TitleInfluence of Patient Characteristics on Antibiotic Use Rates Among Preterm Infants.
Publication TypeJournal Article
Year of Publication2020
AuthorsFlannery DD, Mukhopadhyay S, Jensen EA, Gerber JS, Passarella MR, Dysart K, Aghai ZH, Greenspan J, Puopolo KM
JournalJ Pediatric Infect Dis Soc
Date Published2020 Mar 14
ISSN2048-7207
Abstract

BACKGROUND: The antibiotic use rate (AUR) has emerged as a potential metric for neonatal antibiotic use, but reported center-level AURs are limited by differences in case mix. The objective of this study was to identify patient characteristics associated with AUR among a large cohort of preterm infants.

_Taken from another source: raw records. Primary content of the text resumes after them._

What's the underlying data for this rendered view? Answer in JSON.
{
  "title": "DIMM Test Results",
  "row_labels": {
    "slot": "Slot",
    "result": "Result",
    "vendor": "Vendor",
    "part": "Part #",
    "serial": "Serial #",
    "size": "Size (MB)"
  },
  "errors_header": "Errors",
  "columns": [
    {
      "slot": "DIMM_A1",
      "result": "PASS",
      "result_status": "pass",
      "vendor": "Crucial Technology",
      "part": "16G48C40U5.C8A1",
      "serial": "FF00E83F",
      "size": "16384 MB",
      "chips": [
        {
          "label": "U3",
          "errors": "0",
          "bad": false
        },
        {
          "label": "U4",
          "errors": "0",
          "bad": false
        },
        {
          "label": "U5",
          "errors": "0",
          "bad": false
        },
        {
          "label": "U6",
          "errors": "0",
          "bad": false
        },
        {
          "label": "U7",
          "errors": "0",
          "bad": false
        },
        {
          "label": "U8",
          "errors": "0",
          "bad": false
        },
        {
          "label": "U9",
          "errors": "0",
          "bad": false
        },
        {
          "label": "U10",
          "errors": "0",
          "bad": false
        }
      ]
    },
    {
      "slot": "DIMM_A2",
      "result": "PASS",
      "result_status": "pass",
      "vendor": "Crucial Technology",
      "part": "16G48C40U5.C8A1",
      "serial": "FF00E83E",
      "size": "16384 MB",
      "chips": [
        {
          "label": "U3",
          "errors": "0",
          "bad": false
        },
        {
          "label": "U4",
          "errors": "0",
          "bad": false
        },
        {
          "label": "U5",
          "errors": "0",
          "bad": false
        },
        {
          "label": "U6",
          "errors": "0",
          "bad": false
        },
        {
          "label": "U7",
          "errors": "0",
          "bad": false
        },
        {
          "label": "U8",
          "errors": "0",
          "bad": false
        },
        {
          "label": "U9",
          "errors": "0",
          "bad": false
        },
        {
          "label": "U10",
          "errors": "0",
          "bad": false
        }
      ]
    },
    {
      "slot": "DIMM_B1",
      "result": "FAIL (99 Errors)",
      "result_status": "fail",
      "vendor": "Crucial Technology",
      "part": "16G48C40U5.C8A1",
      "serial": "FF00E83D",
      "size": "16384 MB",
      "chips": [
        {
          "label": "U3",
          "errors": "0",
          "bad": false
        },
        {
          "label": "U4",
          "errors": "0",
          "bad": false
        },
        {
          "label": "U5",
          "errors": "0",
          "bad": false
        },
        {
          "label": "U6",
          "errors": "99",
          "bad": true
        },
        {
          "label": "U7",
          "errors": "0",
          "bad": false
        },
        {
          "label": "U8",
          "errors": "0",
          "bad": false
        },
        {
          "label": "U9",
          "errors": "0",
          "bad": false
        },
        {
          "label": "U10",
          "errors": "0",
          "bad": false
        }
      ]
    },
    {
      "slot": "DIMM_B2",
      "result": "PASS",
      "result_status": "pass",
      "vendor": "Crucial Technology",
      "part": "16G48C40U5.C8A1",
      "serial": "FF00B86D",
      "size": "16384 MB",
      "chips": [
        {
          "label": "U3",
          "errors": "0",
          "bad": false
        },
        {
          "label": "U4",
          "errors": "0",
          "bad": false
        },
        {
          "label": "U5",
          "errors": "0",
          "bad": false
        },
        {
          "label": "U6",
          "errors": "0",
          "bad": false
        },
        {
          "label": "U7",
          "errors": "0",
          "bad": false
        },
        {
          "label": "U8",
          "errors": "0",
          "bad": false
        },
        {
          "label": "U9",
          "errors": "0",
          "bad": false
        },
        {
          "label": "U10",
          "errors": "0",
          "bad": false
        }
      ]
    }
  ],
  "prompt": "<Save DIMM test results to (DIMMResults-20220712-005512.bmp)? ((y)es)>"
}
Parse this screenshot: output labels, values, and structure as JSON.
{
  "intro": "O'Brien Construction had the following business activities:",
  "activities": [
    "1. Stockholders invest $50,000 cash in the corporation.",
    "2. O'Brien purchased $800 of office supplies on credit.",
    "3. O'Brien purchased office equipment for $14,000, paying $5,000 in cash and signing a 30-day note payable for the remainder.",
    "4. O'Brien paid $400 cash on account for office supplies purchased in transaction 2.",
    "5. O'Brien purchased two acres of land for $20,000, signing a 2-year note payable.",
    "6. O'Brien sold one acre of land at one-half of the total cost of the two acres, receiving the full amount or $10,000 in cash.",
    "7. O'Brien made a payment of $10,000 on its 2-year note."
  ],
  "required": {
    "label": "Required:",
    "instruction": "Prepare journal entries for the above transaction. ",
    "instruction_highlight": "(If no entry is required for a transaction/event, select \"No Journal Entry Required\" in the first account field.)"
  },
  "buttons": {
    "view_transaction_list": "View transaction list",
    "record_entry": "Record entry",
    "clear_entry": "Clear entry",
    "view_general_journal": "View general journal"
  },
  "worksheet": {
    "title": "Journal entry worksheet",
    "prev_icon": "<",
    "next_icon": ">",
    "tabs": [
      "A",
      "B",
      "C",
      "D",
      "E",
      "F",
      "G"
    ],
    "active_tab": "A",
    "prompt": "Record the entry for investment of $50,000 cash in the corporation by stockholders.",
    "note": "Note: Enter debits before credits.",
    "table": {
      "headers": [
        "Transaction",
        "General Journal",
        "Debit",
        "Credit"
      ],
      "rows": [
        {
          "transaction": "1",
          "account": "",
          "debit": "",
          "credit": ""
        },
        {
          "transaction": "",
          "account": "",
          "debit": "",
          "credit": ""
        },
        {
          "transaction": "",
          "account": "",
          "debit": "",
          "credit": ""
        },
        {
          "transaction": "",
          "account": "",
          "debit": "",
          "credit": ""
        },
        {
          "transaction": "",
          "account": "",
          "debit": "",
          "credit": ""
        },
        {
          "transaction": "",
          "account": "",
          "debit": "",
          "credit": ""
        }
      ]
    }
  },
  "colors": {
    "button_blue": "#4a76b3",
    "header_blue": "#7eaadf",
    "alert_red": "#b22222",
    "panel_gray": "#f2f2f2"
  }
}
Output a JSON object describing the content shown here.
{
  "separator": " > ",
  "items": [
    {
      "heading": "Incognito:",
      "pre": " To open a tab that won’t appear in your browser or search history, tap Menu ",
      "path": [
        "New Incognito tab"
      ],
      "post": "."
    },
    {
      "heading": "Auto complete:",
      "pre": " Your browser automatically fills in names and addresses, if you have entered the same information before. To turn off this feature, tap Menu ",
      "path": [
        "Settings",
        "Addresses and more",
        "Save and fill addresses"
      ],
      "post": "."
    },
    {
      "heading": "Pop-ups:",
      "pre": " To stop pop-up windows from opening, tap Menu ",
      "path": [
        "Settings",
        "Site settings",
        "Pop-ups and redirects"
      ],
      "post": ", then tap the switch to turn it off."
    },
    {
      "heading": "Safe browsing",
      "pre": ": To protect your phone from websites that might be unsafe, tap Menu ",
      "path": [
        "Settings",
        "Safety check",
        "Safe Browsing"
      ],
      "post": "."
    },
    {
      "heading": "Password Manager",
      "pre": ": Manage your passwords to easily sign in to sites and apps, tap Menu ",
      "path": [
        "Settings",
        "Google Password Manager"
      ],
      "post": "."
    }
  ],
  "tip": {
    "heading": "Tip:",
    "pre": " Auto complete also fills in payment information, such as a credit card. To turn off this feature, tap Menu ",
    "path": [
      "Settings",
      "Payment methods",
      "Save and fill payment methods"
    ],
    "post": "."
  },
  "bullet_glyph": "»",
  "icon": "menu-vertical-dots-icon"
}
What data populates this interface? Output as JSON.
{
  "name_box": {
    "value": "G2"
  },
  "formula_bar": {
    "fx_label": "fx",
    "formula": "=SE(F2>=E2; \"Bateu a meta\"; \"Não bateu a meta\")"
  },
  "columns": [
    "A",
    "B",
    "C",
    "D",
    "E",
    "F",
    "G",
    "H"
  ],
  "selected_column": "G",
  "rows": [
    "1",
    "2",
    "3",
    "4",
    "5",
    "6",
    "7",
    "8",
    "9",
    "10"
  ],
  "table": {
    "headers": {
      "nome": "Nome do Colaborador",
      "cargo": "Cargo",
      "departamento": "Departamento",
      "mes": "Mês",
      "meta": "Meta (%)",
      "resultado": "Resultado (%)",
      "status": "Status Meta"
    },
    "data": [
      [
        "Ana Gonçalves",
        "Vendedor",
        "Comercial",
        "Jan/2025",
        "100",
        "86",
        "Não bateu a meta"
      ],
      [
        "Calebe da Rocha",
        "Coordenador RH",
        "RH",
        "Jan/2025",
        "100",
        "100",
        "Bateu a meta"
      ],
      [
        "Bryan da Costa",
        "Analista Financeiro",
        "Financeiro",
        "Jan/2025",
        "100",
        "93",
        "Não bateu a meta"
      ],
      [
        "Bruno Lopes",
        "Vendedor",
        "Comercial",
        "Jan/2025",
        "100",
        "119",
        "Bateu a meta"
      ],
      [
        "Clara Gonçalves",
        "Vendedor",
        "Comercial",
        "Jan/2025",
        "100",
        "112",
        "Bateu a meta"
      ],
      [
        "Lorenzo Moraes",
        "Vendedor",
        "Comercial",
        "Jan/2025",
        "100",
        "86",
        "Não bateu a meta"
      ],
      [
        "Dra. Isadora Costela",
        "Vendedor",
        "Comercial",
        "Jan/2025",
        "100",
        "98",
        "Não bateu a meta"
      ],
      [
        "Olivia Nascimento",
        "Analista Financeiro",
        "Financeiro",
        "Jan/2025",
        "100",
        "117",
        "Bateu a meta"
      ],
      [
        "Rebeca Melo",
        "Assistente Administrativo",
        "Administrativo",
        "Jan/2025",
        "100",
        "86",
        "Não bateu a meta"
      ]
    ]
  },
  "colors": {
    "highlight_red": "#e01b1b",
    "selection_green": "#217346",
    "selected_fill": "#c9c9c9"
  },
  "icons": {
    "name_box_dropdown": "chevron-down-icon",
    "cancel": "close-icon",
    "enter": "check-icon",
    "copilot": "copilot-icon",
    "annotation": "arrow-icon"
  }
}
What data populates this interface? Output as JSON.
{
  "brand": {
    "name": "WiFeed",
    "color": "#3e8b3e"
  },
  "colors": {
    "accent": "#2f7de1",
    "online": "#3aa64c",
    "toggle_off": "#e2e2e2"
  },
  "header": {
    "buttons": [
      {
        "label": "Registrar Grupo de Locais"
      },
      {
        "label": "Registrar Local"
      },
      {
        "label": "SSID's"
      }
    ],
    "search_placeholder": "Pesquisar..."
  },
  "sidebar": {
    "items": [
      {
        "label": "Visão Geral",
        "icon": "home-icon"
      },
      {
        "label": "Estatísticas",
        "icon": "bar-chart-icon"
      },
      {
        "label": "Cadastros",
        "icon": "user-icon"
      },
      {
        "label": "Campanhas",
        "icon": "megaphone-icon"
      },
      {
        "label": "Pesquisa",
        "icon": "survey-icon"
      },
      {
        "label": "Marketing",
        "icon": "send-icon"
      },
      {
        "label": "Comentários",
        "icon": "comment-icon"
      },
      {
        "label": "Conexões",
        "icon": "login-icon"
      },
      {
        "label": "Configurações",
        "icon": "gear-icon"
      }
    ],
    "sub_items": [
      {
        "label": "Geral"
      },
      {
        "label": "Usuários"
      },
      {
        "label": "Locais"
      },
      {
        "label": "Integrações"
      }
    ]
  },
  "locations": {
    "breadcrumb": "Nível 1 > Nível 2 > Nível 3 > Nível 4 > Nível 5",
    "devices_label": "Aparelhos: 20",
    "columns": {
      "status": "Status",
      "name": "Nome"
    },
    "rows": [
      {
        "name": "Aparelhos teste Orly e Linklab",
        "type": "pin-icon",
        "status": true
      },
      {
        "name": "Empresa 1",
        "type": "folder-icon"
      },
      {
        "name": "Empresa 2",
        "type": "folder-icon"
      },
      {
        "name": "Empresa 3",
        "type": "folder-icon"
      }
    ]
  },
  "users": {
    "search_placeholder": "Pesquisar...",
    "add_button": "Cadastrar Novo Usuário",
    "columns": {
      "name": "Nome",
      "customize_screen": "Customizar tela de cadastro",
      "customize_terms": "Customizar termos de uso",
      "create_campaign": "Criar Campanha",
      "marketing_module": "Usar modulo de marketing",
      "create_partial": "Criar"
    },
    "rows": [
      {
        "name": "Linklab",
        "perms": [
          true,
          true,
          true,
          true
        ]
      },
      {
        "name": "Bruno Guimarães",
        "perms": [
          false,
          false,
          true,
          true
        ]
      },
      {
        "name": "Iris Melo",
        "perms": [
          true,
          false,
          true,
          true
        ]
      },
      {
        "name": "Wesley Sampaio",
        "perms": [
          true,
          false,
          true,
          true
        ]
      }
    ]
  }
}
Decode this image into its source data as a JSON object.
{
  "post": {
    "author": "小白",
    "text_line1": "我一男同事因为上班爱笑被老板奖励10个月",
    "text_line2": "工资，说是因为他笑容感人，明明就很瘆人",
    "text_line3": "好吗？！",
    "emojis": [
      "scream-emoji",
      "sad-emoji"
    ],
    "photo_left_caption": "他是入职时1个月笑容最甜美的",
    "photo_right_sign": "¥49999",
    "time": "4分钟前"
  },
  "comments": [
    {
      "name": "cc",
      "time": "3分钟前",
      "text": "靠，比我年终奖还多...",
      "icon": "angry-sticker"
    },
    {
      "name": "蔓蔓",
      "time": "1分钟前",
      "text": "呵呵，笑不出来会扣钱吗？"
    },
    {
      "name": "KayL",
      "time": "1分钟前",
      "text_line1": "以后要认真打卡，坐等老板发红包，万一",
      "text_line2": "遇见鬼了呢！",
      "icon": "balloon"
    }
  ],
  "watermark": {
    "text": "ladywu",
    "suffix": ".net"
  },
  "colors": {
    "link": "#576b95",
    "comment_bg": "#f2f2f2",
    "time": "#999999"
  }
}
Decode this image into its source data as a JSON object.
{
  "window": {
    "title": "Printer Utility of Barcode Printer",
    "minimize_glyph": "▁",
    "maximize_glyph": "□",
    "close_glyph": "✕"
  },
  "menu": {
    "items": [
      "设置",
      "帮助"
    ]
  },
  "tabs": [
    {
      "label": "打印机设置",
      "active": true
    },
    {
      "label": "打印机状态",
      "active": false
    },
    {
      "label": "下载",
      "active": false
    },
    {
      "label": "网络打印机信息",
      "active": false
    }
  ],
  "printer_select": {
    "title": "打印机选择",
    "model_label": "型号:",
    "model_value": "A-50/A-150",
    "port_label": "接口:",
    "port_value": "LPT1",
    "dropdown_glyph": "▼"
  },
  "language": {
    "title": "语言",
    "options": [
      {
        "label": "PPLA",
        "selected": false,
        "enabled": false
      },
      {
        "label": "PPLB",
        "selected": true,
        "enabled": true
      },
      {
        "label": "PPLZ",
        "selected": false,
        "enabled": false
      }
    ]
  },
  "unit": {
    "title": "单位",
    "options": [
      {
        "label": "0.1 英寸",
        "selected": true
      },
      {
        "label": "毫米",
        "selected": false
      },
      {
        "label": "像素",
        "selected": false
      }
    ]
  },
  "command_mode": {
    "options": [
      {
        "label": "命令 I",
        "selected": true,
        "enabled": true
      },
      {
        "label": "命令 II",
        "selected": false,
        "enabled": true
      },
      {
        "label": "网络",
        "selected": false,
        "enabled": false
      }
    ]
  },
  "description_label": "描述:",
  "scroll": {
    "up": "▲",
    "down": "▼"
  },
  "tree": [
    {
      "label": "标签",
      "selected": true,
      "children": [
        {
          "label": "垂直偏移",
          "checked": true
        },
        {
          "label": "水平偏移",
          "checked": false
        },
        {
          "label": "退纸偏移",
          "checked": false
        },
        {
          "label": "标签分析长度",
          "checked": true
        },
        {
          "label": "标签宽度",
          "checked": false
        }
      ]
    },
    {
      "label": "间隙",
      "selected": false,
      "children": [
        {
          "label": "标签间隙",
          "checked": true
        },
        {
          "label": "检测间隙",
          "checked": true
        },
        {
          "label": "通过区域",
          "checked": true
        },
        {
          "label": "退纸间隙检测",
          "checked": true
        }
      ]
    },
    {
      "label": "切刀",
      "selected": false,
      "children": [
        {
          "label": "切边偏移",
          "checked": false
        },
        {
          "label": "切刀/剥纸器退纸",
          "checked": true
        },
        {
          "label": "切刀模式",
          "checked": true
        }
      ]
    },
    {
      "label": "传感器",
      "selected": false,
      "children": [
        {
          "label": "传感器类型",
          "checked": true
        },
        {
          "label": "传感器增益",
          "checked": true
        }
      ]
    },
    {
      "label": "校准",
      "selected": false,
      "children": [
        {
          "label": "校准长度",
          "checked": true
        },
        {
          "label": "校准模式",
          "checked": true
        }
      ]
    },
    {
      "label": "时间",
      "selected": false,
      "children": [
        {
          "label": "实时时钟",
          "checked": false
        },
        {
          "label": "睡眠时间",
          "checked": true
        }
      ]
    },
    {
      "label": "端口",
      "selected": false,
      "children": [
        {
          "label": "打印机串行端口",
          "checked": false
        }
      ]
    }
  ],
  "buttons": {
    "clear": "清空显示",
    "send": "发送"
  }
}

METHODS: Retrospective observational study using the Optum Neonatal Database, including infants born from January 1, 2010 through November 30, 2016 with gestational age 23-34 weeks admitted to neonatal units across the United States. Exposures were patient-level characteristics including length of stay, gestational age, sex, race/ethnicity, bacterial sepsis, necrotizing enterocolitis, and survival status. The primary outcome was AUR, defined as days with ≥ 1 systemic antibiotic administered divided by length of stay. Descriptive statistics, univariable comparative analyses, and generalized linear models were utilized.

RESULTS: Of 17 910 eligible infants, 17 836 infants (99.6%) from 1090 centers were included. Median gestation was 32.9 (interquartile range [IQR], 30.3-34) weeks. Median length of stay was 25 (IQR, 15-46) days and varied by gestation. Overall median AUR was 0.13 (IQR, 0-0.26) and decreased over time. Gestational age, sex, and race/ethnicity were independently associated with AUR (P < .01). AUR and gestational age had an unexpected inverse parabolic relationship, which persisted when only surviving infants without bacterial sepsis or necrotizing enterocolitis were analyzed.

CONCLUSIONS: Neonatal AURs are influenced by patient-level characteristics besides infection and survival status, including gestational age, sex, and race/ethnicity. Neonatal antibiotic use metrics that account for patient-level characteristics as well as morbidity case mix may allow for more accurate comparisons and better inform neonatal antibiotic stewardship efforts.

DOI10.1093/jpids/piaa022
Alternate JournalJ Pediatric Infect Dis Soc
PubMed ID32170951